Right to work for less –> Workers’ advocates say they’ve collected 300,000 signatures — three times the number required to put Missouri’s new union-defunding “right-to-work” law to a public referendum. Jason Hancock reports for The Kansas City Star that the law will be suspended until Missouri voters weigh in.
To quit, or not to quit? –> Mike Allen reports for Axios that frustrated aides close to Donald Trump refuse to resign because they say “sane people” need to hang in there in order “to fight his worst impulses. If they weren’t there, they say, we would have a trade war with China, massive deportations, and a government shutdown to force construction of a southern wall.”
But not everyone is standing with their president. Three high-level presidential advisory panels disbanded last week, and Sarah Anderson reports for Inequality.org that the mass resignations of all those bigwigs was the fruit of a “monthslong grass-roots campaign calling on CEOs to reject the president’s hate-filled agenda.”

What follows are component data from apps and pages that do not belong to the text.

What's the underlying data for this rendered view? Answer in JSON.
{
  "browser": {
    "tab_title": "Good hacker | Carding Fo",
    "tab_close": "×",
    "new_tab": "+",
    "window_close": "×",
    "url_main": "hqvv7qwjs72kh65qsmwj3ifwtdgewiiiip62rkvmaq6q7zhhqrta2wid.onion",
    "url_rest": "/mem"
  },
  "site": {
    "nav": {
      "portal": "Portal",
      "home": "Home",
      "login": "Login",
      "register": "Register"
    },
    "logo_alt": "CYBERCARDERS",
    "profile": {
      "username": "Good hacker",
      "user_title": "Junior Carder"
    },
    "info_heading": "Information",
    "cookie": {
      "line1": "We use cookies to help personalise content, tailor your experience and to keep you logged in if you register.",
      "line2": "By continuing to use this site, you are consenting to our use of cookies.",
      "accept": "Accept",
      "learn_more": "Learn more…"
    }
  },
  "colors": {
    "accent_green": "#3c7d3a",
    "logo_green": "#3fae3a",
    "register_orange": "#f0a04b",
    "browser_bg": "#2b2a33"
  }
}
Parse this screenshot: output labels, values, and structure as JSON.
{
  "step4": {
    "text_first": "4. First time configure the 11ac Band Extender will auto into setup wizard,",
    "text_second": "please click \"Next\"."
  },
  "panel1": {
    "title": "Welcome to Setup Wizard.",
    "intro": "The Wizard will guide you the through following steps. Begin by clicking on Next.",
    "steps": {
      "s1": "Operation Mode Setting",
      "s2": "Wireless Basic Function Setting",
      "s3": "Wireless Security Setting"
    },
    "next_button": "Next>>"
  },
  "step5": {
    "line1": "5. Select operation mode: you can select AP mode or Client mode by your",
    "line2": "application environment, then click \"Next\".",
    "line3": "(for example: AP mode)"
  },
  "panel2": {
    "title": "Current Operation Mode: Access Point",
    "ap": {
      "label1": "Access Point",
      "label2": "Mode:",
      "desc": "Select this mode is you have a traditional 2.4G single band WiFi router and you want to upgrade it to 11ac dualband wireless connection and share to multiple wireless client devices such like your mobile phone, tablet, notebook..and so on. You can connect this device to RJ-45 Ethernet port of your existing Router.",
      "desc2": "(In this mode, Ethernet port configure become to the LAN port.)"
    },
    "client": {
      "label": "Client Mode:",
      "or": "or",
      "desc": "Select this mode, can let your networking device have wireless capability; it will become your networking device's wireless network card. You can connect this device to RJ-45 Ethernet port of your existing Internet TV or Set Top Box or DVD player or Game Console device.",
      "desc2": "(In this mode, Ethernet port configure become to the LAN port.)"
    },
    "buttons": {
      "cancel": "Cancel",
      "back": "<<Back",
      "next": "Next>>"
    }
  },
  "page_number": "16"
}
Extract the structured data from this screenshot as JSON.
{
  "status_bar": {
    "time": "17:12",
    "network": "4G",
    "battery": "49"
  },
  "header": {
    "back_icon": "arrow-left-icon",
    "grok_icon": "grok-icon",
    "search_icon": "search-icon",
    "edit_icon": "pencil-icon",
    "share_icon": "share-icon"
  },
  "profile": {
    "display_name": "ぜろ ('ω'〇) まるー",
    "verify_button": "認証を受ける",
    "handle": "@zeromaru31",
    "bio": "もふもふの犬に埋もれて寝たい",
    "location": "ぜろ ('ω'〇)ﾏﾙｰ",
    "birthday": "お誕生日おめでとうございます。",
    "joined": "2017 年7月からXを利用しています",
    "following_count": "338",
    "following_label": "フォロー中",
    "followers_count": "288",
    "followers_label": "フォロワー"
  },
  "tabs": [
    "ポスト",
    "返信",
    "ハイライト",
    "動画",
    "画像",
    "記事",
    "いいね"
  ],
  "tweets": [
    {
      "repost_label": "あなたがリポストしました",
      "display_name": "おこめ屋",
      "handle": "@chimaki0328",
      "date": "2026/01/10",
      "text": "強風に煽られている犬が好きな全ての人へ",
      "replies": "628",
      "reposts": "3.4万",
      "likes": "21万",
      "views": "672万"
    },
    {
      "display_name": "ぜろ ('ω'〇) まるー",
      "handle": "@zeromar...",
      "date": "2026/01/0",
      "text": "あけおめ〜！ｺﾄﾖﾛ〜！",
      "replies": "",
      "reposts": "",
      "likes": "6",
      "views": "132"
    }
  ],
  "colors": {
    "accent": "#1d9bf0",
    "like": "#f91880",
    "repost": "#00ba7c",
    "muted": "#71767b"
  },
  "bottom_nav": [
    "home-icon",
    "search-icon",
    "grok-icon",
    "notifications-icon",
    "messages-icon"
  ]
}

And according to John Bowden at The Hill, a number of “former students at Liberty University are preparing to return their diplomas in a group protest of university president Jerry Falwell Jr.’s support for President Trump’s agenda.”
Evil, perhaps, but genius? –> Bill Scher writes at Politico about how the supposedly shrewd Steve Bannon was totally outplayed by his “globalist” opponents within the regime.
Gabriel Sherman reports for Vanity Fair that Bannon is seething with fury, and bent on getting revenge against those enemies. “The coming struggles will be as personal as they are ideological, waged not with leaks but with slashing Breitbart banners.”
How significant is the “Bannon wing” of the GOP? At FiveThirtyEight, Harry Enten writes that about 15 percent of Republican voters hold consistently Bannonite views on foreign policy, trade, immigration, infrastructure spending and the police — “not enough to win a Republican primary” but “big enough that Trump needs its continued support.”
Points for creativity –> Slate’s Daniel Politi rounded up the best signs from Saturday’s big counterprotest in Boston.
Daily Reads was compiled by BillMoyers.com staff and edited by Kristin Miller.
We produce this news digest every weekday. You canto receive these updates as an email.